Broadband speeds rising, but gap between advertised and real speeds widens, according to Ofcom report
UK broadband speeds have risen by 10 per cent from 6.2Mbps in December 2010, to 6.8Mbps in May 2011, according to figures released by regulator Ofcom.
However, the gap between those speeds that UK households receive from an internet service provider and those advertised has also risen.
The average advertised speed in May was 15 Mbps, 8.2 Mbps higher than the average actual speed of 6.8Mbps. This compares with a gap of 7.6Mbps between real and advertised speeds in December last year.
Ofcom also said that almost half of UK households have opted for broadband packages with advertised speeds of over 10Mbps.
However, while 57 per cent of UK households are now in areas served by Virgin Media cabling or superfast broadband exchanges, more than three quarters of UK households are still using ADSL broadband delivered over copper wires.
Ofcom said that superfast broadband packages offer real speeds far closer to the advertised rates. Virgin Media’s “Up to 30Mbps” cable broadband offered real speeds faster than advertised during the period looked at by Ofcom.
The regulator said that, while few operators now advertise their broadband packages with reference to headline “up to” speeds, it is still “concerned” by gap with actual speeds.
Ofcom Chief executive Ed Richards (pictured) said: “The research is still telling us that some consumers are not receiving anywhere near the speeds that are being advertised by some ISPs.

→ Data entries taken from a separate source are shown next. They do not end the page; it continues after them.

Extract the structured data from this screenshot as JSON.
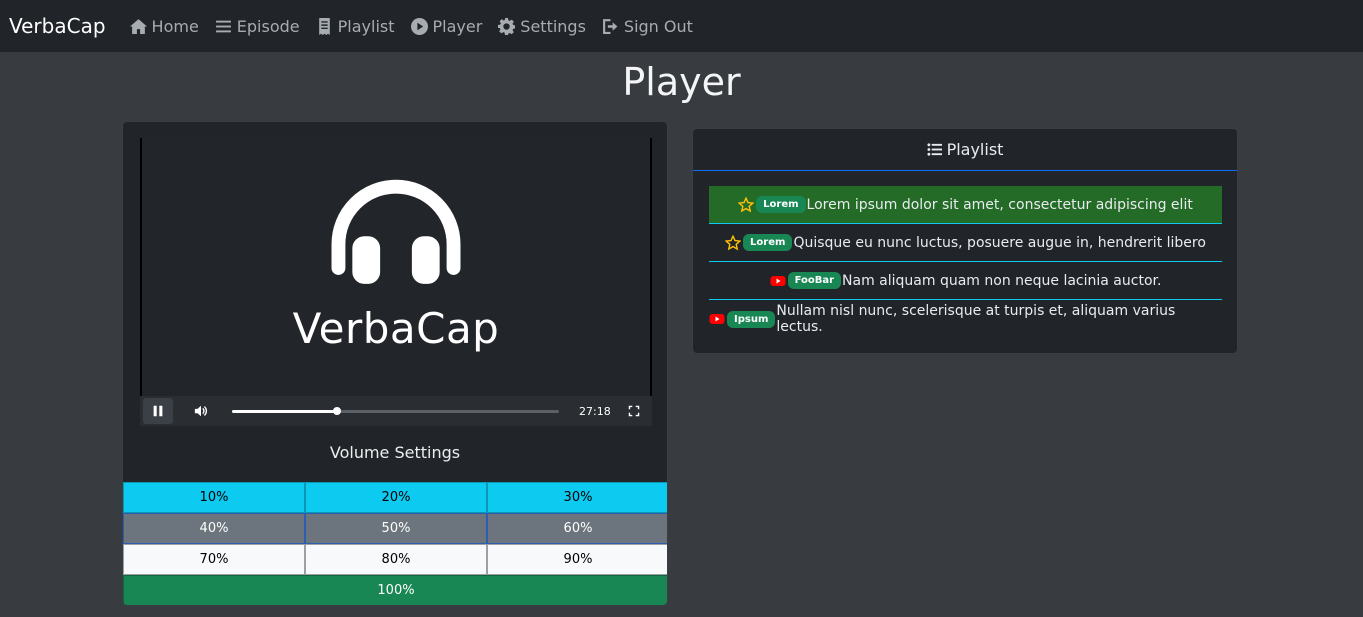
{
  "nav": {
    "brand": "VerbaCap",
    "items": [
      {
        "label": "Home",
        "icon": "home-icon"
      },
      {
        "label": "Episode",
        "icon": "list-icon"
      },
      {
        "label": "Playlist",
        "icon": "receipt-icon"
      },
      {
        "label": "Player",
        "icon": "play-circle-icon"
      },
      {
        "label": "Settings",
        "icon": "gear-icon"
      },
      {
        "label": "Sign Out",
        "icon": "sign-out-icon"
      }
    ]
  },
  "page": {
    "title": "Player"
  },
  "player": {
    "logo_text": "VerbaCap",
    "time": "27:18",
    "progress": 0.32,
    "state": "playing",
    "volume_title": "Volume Settings",
    "volume_rows": [
      [
        "10%",
        "20%",
        "30%"
      ],
      [
        "40%",
        "50%",
        "60%"
      ],
      [
        "70%",
        "80%",
        "90%"
      ],
      [
        "100%"
      ]
    ]
  },
  "playlist": {
    "title": "Playlist",
    "items": [
      {
        "icon": "star-icon",
        "badge": "Lorem",
        "text": "Lorem ipsum dolor sit amet, consectetur adipiscing elit",
        "active": true
      },
      {
        "icon": "star-icon",
        "badge": "Lorem",
        "text": "Quisque eu nunc luctus, posuere augue in, hendrerit libero",
        "active": false
      },
      {
        "icon": "youtube-icon",
        "badge": "FooBar",
        "text": "Nam aliquam quam non neque lacinia auctor.",
        "active": false
      },
      {
        "icon": "youtube-icon",
        "badge": "Ipsum",
        "text": "Nullam nisl nunc, scelerisque at turpis et, aliquam varius lectus.",
        "active": false
      }
    ]
  },
  "colors": {
    "navbar": "#212529",
    "active_item": "#236b26",
    "badge": "#198754",
    "info": "#0dcaf0",
    "star": "#ffc107",
    "youtube": "#ff0000"
  }
}
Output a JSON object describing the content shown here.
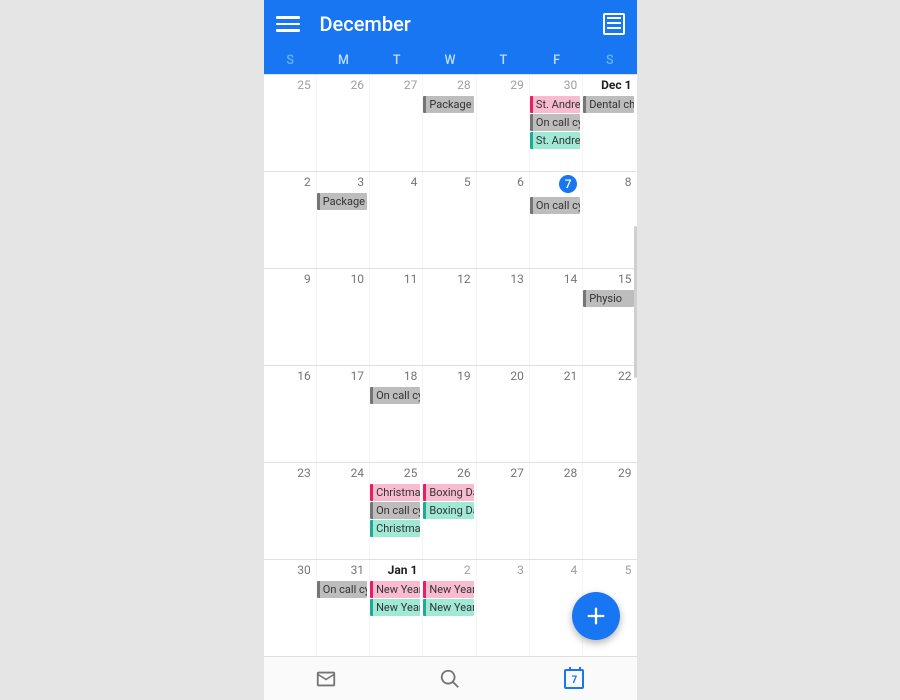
{
  "header": {
    "title": "December"
  },
  "dow": [
    "S",
    "M",
    "T",
    "W",
    "T",
    "F",
    "S"
  ],
  "weeks": [
    {
      "days": [
        {
          "label": "25",
          "inMonth": false,
          "chips": []
        },
        {
          "label": "26",
          "inMonth": false,
          "chips": []
        },
        {
          "label": "27",
          "inMonth": false,
          "chips": []
        },
        {
          "label": "28",
          "inMonth": false,
          "chips": [
            {
              "text": "Package f",
              "color": "grey"
            }
          ]
        },
        {
          "label": "29",
          "inMonth": false,
          "chips": []
        },
        {
          "label": "30",
          "inMonth": false,
          "chips": [
            {
              "text": "St. Andrew",
              "color": "pink"
            },
            {
              "text": "On call cy",
              "color": "grey"
            },
            {
              "text": "St. Andrew",
              "color": "teal"
            }
          ]
        },
        {
          "label": "Dec 1",
          "inMonth": true,
          "bold": true,
          "chips": [
            {
              "text": "Dental che",
              "color": "grey"
            }
          ]
        }
      ]
    },
    {
      "days": [
        {
          "label": "2",
          "inMonth": true,
          "chips": []
        },
        {
          "label": "3",
          "inMonth": true,
          "chips": [
            {
              "text": "Package f",
              "color": "grey"
            }
          ]
        },
        {
          "label": "4",
          "inMonth": true,
          "chips": []
        },
        {
          "label": "5",
          "inMonth": true,
          "chips": []
        },
        {
          "label": "6",
          "inMonth": true,
          "chips": []
        },
        {
          "label": "7",
          "inMonth": true,
          "today": true,
          "chips": [
            {
              "text": "On call cy",
              "color": "grey"
            }
          ]
        },
        {
          "label": "8",
          "inMonth": true,
          "chips": []
        }
      ]
    },
    {
      "days": [
        {
          "label": "9",
          "inMonth": true,
          "chips": []
        },
        {
          "label": "10",
          "inMonth": true,
          "chips": []
        },
        {
          "label": "11",
          "inMonth": true,
          "chips": []
        },
        {
          "label": "12",
          "inMonth": true,
          "chips": []
        },
        {
          "label": "13",
          "inMonth": true,
          "chips": []
        },
        {
          "label": "14",
          "inMonth": true,
          "chips": []
        },
        {
          "label": "15",
          "inMonth": true,
          "chips": [
            {
              "text": "Physio",
              "color": "grey"
            }
          ]
        }
      ]
    },
    {
      "days": [
        {
          "label": "16",
          "inMonth": true,
          "chips": []
        },
        {
          "label": "17",
          "inMonth": true,
          "chips": []
        },
        {
          "label": "18",
          "inMonth": true,
          "chips": [
            {
              "text": "On call cy",
              "color": "grey"
            }
          ]
        },
        {
          "label": "19",
          "inMonth": true,
          "chips": []
        },
        {
          "label": "20",
          "inMonth": true,
          "chips": []
        },
        {
          "label": "21",
          "inMonth": true,
          "chips": []
        },
        {
          "label": "22",
          "inMonth": true,
          "chips": []
        }
      ]
    },
    {
      "days": [
        {
          "label": "23",
          "inMonth": true,
          "chips": []
        },
        {
          "label": "24",
          "inMonth": true,
          "chips": []
        },
        {
          "label": "25",
          "inMonth": true,
          "chips": [
            {
              "text": "Christmas",
              "color": "pink"
            },
            {
              "text": "On call cy",
              "color": "grey"
            },
            {
              "text": "Christmas",
              "color": "teal"
            }
          ]
        },
        {
          "label": "26",
          "inMonth": true,
          "chips": [
            {
              "text": "Boxing Da",
              "color": "pink"
            },
            {
              "text": "Boxing Da",
              "color": "teal"
            }
          ]
        },
        {
          "label": "27",
          "inMonth": true,
          "chips": []
        },
        {
          "label": "28",
          "inMonth": true,
          "chips": []
        },
        {
          "label": "29",
          "inMonth": true,
          "chips": []
        }
      ]
    },
    {
      "days": [
        {
          "label": "30",
          "inMonth": true,
          "chips": []
        },
        {
          "label": "31",
          "inMonth": true,
          "chips": [
            {
              "text": "On call cy",
              "color": "grey"
            }
          ]
        },
        {
          "label": "Jan 1",
          "inMonth": false,
          "bold": true,
          "chips": [
            {
              "text": "New Year",
              "color": "pink"
            },
            {
              "text": "New Year",
              "color": "teal"
            }
          ]
        },
        {
          "label": "2",
          "inMonth": false,
          "chips": [
            {
              "text": "New Year",
              "color": "pink"
            },
            {
              "text": "New Year",
              "color": "teal"
            }
          ]
        },
        {
          "label": "3",
          "inMonth": false,
          "chips": []
        },
        {
          "label": "4",
          "inMonth": false,
          "chips": []
        },
        {
          "label": "5",
          "inMonth": false,
          "chips": []
        }
      ]
    }
  ],
  "bottom_nav": {
    "calendar_date": "7"
  }
}
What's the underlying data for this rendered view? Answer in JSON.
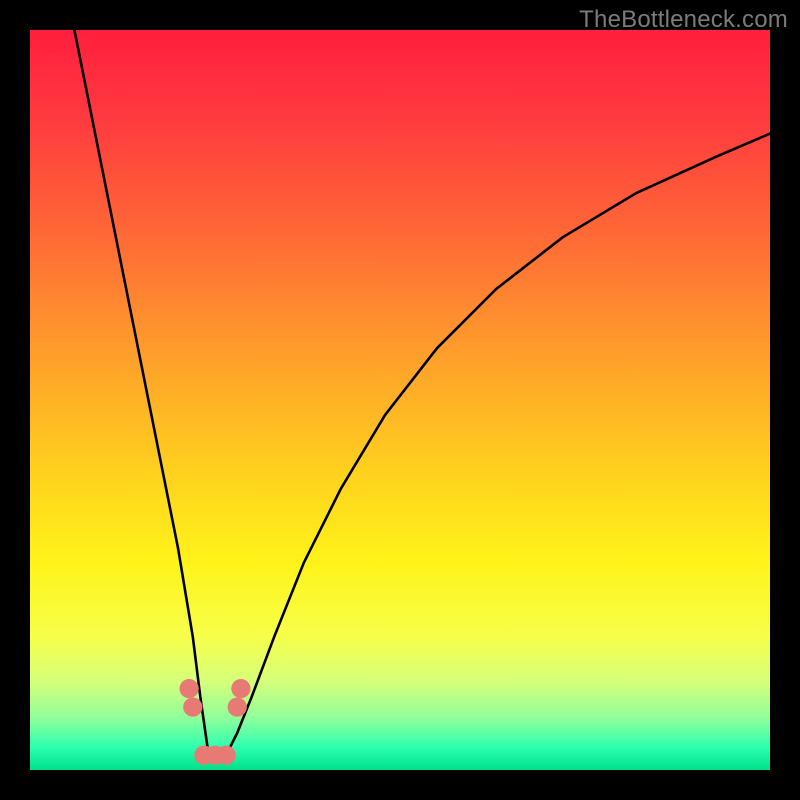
{
  "watermark": "TheBottleneck.com",
  "chart_data": {
    "type": "line",
    "title": "",
    "xlabel": "",
    "ylabel": "",
    "xlim": [
      0,
      100
    ],
    "ylim": [
      0,
      100
    ],
    "series": [
      {
        "name": "bottleneck-curve",
        "x": [
          6,
          8,
          10,
          12,
          14,
          16,
          18,
          20,
          22,
          23,
          24,
          25,
          26,
          27,
          28,
          30,
          33,
          37,
          42,
          48,
          55,
          63,
          72,
          82,
          93,
          100
        ],
        "values": [
          100,
          90,
          80,
          70,
          60,
          50,
          40,
          30,
          18,
          10,
          3,
          2,
          2,
          3,
          5,
          10,
          18,
          28,
          38,
          48,
          57,
          65,
          72,
          78,
          83,
          86
        ]
      }
    ],
    "gradient_stops": [
      {
        "offset": 0.0,
        "color": "#ff1f3e"
      },
      {
        "offset": 0.12,
        "color": "#ff3a3f"
      },
      {
        "offset": 0.28,
        "color": "#ff6a36"
      },
      {
        "offset": 0.45,
        "color": "#ffa22a"
      },
      {
        "offset": 0.6,
        "color": "#ffd21e"
      },
      {
        "offset": 0.72,
        "color": "#fff31a"
      },
      {
        "offset": 0.82,
        "color": "#f6ff4a"
      },
      {
        "offset": 0.88,
        "color": "#d6ff7a"
      },
      {
        "offset": 0.93,
        "color": "#8fff9a"
      },
      {
        "offset": 0.97,
        "color": "#2bffb0"
      },
      {
        "offset": 1.0,
        "color": "#00e08a"
      }
    ],
    "markers": [
      {
        "name": "left-upper",
        "x": 21.5,
        "y": 11.0,
        "color": "#e77a74"
      },
      {
        "name": "left-lower",
        "x": 22.0,
        "y": 8.5,
        "color": "#e77a74"
      },
      {
        "name": "right-upper",
        "x": 28.5,
        "y": 11.0,
        "color": "#e77a74"
      },
      {
        "name": "right-lower",
        "x": 28.0,
        "y": 8.5,
        "color": "#e77a74"
      },
      {
        "name": "flat-left",
        "x": 23.5,
        "y": 2.0,
        "color": "#e77a74"
      },
      {
        "name": "flat-mid",
        "x": 25.0,
        "y": 2.0,
        "color": "#e77a74"
      },
      {
        "name": "flat-right",
        "x": 26.5,
        "y": 2.0,
        "color": "#e77a74"
      }
    ]
  }
}
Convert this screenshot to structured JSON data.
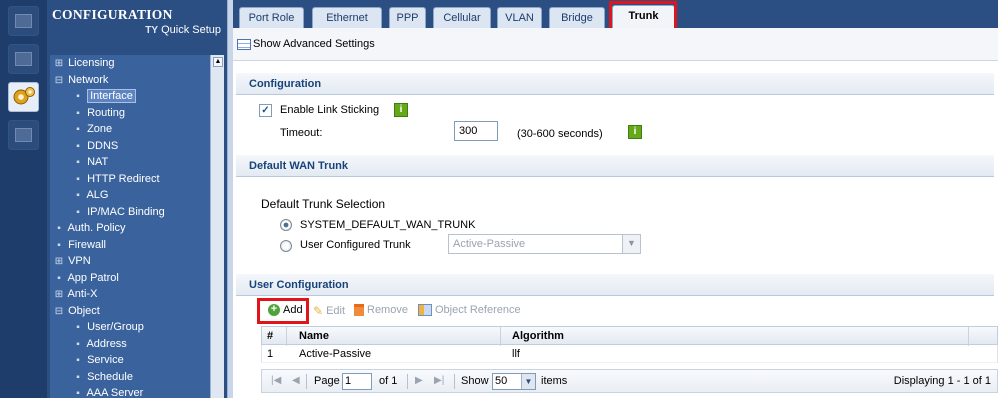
{
  "nav": {
    "title": "CONFIGURATION",
    "quick_setup": "Quick Setup",
    "items": [
      {
        "label": "Licensing",
        "marker": "⊞",
        "level": 0
      },
      {
        "label": "Network",
        "marker": "⊟",
        "level": 0
      },
      {
        "label": "Interface",
        "marker": "▪",
        "level": 1,
        "selected": true
      },
      {
        "label": "Routing",
        "marker": "▪",
        "level": 1
      },
      {
        "label": "Zone",
        "marker": "▪",
        "level": 1
      },
      {
        "label": "DDNS",
        "marker": "▪",
        "level": 1
      },
      {
        "label": "NAT",
        "marker": "▪",
        "level": 1
      },
      {
        "label": "HTTP Redirect",
        "marker": "▪",
        "level": 1
      },
      {
        "label": "ALG",
        "marker": "▪",
        "level": 1
      },
      {
        "label": "IP/MAC Binding",
        "marker": "▪",
        "level": 1
      },
      {
        "label": "Auth. Policy",
        "marker": "▪",
        "level": 0
      },
      {
        "label": "Firewall",
        "marker": "▪",
        "level": 0
      },
      {
        "label": "VPN",
        "marker": "⊞",
        "level": 0
      },
      {
        "label": "App Patrol",
        "marker": "▪",
        "level": 0
      },
      {
        "label": "Anti-X",
        "marker": "⊞",
        "level": 0
      },
      {
        "label": "Object",
        "marker": "⊟",
        "level": 0
      },
      {
        "label": "User/Group",
        "marker": "▪",
        "level": 1
      },
      {
        "label": "Address",
        "marker": "▪",
        "level": 1
      },
      {
        "label": "Service",
        "marker": "▪",
        "level": 1
      },
      {
        "label": "Schedule",
        "marker": "▪",
        "level": 1
      },
      {
        "label": "AAA Server",
        "marker": "▪",
        "level": 1
      }
    ]
  },
  "tabs": [
    {
      "label": "Port Role"
    },
    {
      "label": "Ethernet"
    },
    {
      "label": "PPP"
    },
    {
      "label": "Cellular"
    },
    {
      "label": "VLAN"
    },
    {
      "label": "Bridge"
    },
    {
      "label": "Trunk",
      "active": true
    }
  ],
  "advanced": {
    "label": "Show Advanced Settings"
  },
  "configuration": {
    "heading": "Configuration",
    "enable_link_sticking": {
      "label": "Enable Link Sticking",
      "checked": true
    },
    "timeout": {
      "label": "Timeout:",
      "value": "300",
      "range": "(30-600 seconds)"
    }
  },
  "default_wan": {
    "heading": "Default WAN Trunk",
    "selection_label": "Default Trunk Selection",
    "option_default": "SYSTEM_DEFAULT_WAN_TRUNK",
    "option_user": "User Configured Trunk",
    "user_trunk_select": "Active-Passive"
  },
  "user_config": {
    "heading": "User Configuration",
    "toolbar": {
      "add": "Add",
      "edit": "Edit",
      "remove": "Remove",
      "object_reference": "Object Reference"
    },
    "columns": {
      "num": "#",
      "name": "Name",
      "algorithm": "Algorithm"
    },
    "rows": [
      {
        "num": "1",
        "name": "Active-Passive",
        "algorithm": "llf"
      }
    ],
    "pager": {
      "page_label": "Page",
      "page_value": "1",
      "of_label": "of 1",
      "show_label": "Show",
      "show_value": "50",
      "items_label": "items",
      "displaying": "Displaying 1 - 1 of 1"
    }
  },
  "colors": {
    "nav_bg": "#2b4f82",
    "highlight_red": "#e0141b",
    "section_heading": "#17437a",
    "info_green": "#65a81a"
  }
}
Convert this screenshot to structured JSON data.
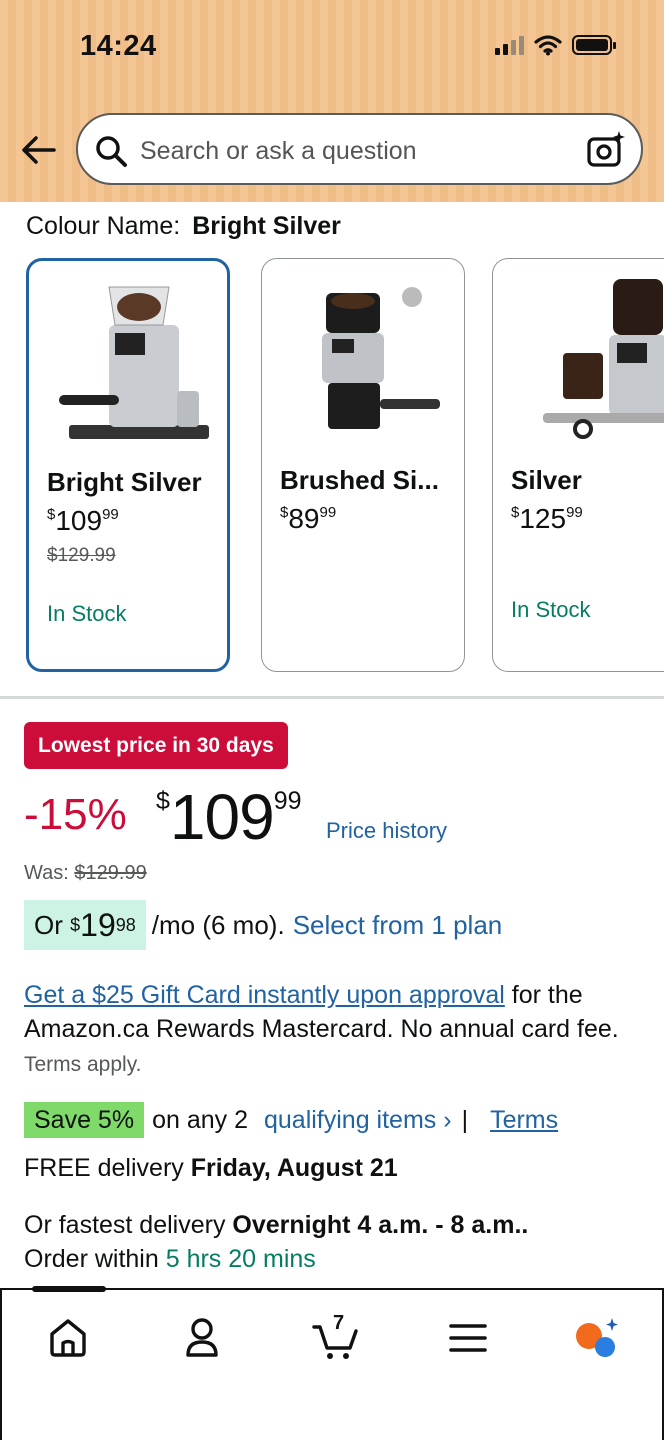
{
  "status_bar": {
    "time": "14:24"
  },
  "search": {
    "placeholder": "Search or ask a question"
  },
  "colour": {
    "label": "Colour Name:",
    "value": "Bright Silver"
  },
  "variants": [
    {
      "name": "Bright Silver",
      "currency": "$",
      "price_whole": "109",
      "price_fraction": "99",
      "was": "$129.99",
      "stock": "In Stock"
    },
    {
      "name": "Brushed Si...",
      "currency": "$",
      "price_whole": "89",
      "price_fraction": "99",
      "was": "",
      "stock": ""
    },
    {
      "name": "Silver",
      "currency": "$",
      "price_whole": "125",
      "price_fraction": "99",
      "was": "",
      "stock": "In Stock"
    }
  ],
  "deal": {
    "badge": "Lowest price in 30 days",
    "discount": "-15%",
    "currency": "$",
    "price_whole": "109",
    "price_fraction": "99",
    "history_link": "Price history",
    "was_label": "Was:",
    "was_price": "$129.99"
  },
  "monthly": {
    "prefix": "Or",
    "currency": "$",
    "whole": "19",
    "fraction": "98",
    "suffix": "/mo (6 mo).",
    "plan_link": "Select from 1 plan"
  },
  "gift": {
    "link": "Get a $25 Gift Card instantly upon approval",
    "text": " for the Amazon.ca Rewards Mastercard. No annual card fee.",
    "terms": "Terms apply."
  },
  "save": {
    "badge": "Save 5%",
    "text": "on any 2",
    "link": "qualifying items ›",
    "separator": "|",
    "terms": "Terms"
  },
  "delivery": {
    "prefix": "FREE delivery",
    "date": "Friday, August 21"
  },
  "fastest": {
    "prefix": "Or fastest delivery",
    "window": "Overnight 4 a.m. - 8 a.m..",
    "order_prefix": "Order within",
    "countdown": "5 hrs 20 mins"
  },
  "nav": {
    "cart_count": "7"
  }
}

“Ofcom continues to urge the CAP and BCAP committees to make changes to their advertising guidance so that consumers are able to make more informed decisions based on the adverts they see.”